(Recorded data)
====================

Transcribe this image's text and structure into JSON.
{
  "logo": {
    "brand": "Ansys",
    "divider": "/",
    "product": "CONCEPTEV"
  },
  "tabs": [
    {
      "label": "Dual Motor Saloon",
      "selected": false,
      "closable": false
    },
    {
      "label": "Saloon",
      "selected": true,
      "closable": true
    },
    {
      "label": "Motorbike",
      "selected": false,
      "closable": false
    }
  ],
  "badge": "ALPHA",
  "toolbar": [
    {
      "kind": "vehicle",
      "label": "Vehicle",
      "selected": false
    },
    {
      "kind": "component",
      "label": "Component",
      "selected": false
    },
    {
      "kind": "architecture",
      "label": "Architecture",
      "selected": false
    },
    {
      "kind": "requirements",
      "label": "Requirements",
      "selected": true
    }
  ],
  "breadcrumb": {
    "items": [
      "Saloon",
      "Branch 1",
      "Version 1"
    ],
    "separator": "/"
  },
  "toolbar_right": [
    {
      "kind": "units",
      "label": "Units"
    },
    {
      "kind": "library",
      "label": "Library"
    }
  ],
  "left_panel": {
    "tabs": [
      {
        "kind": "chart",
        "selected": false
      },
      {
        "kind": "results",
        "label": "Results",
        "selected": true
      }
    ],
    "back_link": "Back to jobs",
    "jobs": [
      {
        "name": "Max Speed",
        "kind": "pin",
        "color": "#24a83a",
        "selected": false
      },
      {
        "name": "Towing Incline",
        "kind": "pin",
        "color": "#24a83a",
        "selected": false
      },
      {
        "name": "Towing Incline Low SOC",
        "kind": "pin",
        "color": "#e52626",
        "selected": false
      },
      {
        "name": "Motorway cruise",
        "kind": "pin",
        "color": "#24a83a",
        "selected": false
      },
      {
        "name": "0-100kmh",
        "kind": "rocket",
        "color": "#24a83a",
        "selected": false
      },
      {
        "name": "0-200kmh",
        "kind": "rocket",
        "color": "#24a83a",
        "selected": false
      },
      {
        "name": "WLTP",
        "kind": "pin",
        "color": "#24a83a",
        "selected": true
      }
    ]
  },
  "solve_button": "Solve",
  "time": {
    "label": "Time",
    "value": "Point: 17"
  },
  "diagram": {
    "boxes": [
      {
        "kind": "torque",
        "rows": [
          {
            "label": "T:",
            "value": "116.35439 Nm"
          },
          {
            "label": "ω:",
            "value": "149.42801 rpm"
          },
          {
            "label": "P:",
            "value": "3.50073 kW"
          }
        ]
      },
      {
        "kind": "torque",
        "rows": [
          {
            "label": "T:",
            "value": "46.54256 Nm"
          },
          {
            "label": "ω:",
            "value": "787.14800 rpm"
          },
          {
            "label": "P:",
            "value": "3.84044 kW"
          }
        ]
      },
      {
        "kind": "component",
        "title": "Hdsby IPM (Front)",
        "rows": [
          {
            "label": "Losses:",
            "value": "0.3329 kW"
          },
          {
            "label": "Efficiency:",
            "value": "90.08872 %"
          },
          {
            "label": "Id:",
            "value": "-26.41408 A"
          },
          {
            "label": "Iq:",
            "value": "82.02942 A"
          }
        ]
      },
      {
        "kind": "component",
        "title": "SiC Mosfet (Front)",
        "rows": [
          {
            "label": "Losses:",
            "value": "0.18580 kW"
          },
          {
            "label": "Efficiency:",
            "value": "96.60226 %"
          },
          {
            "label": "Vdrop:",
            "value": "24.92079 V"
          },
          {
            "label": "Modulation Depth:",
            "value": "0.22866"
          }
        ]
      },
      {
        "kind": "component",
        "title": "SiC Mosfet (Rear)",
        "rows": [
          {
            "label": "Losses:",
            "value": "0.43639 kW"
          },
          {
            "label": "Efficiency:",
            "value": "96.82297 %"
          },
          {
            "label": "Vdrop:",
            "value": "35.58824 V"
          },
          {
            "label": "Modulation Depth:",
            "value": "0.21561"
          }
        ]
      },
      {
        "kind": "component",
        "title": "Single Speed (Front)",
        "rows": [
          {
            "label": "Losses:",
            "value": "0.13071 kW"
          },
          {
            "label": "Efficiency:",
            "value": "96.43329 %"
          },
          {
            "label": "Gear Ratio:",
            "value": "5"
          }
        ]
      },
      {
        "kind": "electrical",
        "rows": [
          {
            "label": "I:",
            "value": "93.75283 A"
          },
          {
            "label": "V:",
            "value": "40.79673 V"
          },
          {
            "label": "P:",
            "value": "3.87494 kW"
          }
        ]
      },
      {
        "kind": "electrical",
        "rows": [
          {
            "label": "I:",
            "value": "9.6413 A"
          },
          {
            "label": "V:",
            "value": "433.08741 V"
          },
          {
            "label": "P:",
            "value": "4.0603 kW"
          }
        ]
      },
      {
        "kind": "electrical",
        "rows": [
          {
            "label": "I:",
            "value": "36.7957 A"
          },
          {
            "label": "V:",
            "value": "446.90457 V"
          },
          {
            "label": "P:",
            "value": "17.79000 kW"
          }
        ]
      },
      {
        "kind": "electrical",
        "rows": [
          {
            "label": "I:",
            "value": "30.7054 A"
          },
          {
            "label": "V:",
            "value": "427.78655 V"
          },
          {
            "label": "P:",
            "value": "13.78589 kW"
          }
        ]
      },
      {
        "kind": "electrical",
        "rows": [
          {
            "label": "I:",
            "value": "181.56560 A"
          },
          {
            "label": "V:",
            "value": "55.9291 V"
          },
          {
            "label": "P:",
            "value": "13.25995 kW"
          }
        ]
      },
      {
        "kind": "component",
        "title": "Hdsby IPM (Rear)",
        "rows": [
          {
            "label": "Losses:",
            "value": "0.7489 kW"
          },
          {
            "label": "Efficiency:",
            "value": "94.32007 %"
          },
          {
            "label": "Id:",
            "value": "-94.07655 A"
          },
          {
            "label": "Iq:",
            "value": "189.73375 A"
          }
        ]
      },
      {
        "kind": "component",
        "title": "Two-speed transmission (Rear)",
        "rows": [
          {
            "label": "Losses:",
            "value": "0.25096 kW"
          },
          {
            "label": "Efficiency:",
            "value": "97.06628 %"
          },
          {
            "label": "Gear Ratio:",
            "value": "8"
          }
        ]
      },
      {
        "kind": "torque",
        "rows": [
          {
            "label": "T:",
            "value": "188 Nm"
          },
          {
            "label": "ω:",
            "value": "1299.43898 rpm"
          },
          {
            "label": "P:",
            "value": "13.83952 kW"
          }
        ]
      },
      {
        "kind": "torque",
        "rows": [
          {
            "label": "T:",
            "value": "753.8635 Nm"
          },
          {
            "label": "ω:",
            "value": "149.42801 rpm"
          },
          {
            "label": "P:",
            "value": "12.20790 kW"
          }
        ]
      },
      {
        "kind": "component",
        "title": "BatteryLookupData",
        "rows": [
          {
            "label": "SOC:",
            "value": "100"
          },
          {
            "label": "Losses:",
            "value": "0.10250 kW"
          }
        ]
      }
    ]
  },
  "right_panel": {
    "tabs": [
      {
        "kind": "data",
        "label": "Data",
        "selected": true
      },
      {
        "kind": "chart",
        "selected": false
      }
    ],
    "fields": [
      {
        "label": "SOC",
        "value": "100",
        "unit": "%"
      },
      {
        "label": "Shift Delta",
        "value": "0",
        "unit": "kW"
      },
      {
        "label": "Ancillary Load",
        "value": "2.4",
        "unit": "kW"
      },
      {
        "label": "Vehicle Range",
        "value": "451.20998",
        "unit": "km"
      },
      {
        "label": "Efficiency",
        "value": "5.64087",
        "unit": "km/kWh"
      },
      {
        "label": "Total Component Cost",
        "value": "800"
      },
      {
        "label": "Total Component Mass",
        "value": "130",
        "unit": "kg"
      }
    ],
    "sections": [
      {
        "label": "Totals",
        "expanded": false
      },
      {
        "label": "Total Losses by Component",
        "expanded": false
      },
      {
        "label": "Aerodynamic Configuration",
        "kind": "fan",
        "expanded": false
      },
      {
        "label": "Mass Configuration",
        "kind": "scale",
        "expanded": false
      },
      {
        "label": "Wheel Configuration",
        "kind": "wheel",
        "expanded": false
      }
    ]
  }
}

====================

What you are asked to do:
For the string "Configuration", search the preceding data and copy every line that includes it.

Finished exercise:
        "label": "Aerodynamic Configuration",
        "label": "Mass Configuration",
        "label": "Wheel Configuration",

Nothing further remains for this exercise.